We ignored this one. Granted, we were not shopping for antique French furniture. As the college kids we are, the closest we got to home decor were beautiful scented soy candles, but maybe some of you out there would find this useful.
4. Pick your route depending on what you're looking for.
This was a mistake we made, since we wanted to explore everything to properly research the topic. Although we loved browsing the small businesses that made crochet bags, face masks, and jewelry, by the time we went all the way around the stadium itself, we were exhausted and sunburnt. When we finally reached the vast clothes section between the stadium and the road, we barely had enough energy to look through a stack of denim overalls before our feet hurt and we were ready to head home. We may have to go back another day to properly explore all of the clothing options, because they were truly abundant.
5. Girls, wear dresses.
This is not something we read, but something I (Claudia) learned for myself when trying to purchase a perfect pair of vintage Levis at the Trading Post. Many vendors do not have changing rooms set up, and it is much easier to slip an item under a dress than to somehow put your jacket around yourself to cover up. Chances are you're going to try on at least one pair of shorts or jeans, and this step makes it much easier.
6. Unless you're looking for a very specific piece of furniture or just enjoy having the first look, what time you get to the flea market does not matter that much.
There is so much choice that you are probably going to find at least one item at any point in the day. That being said, it would have been easier to browse in the crisp morning air and soft light than in the harsh sun of 2 pm.

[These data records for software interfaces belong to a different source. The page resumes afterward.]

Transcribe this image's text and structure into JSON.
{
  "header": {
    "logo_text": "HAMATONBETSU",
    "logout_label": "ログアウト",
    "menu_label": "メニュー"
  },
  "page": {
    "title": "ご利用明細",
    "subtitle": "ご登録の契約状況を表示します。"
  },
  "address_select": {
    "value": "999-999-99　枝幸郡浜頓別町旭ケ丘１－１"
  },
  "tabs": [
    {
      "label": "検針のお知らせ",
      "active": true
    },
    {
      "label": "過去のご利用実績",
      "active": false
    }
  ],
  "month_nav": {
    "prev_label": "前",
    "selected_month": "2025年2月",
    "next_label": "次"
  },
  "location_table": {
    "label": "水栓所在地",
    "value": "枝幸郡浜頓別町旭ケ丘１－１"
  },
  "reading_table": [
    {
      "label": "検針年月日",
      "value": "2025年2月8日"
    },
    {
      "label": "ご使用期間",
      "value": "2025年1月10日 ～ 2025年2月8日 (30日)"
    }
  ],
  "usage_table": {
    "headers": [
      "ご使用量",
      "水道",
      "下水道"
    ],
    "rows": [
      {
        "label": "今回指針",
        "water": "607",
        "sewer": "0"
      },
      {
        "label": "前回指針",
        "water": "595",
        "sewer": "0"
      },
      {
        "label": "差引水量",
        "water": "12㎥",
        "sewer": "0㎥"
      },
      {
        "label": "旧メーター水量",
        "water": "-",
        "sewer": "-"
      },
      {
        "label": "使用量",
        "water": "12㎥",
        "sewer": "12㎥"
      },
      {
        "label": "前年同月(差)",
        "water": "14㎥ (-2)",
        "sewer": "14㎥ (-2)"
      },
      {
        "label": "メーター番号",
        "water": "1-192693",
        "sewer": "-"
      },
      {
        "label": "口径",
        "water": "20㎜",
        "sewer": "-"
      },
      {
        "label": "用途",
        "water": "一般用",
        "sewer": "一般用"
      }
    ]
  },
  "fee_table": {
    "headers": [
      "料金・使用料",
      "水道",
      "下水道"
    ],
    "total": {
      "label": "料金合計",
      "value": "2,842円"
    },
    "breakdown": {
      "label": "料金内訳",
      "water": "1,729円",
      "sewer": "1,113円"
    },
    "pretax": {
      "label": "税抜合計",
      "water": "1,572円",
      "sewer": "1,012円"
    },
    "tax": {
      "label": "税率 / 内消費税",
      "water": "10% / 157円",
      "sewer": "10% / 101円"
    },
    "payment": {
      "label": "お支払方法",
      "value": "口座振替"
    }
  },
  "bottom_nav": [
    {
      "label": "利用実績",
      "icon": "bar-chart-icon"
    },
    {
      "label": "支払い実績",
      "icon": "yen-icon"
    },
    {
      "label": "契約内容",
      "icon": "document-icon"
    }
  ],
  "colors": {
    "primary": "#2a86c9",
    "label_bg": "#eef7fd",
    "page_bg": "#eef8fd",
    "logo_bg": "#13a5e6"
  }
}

Depending on what you are looking for, one of these flea markets may be better than the other. Due to its high stock, the choices at the Rose Bowl are seemingly endless. With a more curated assortment of current, on-trend essentials, the Melrose Trading Post is perfect for checking out a classic L.A. crowd. Both contain tons of original people, pieces, and businesses, and in all, both flea markets are incredible adventures that are worth trying at least once. Happy shopping!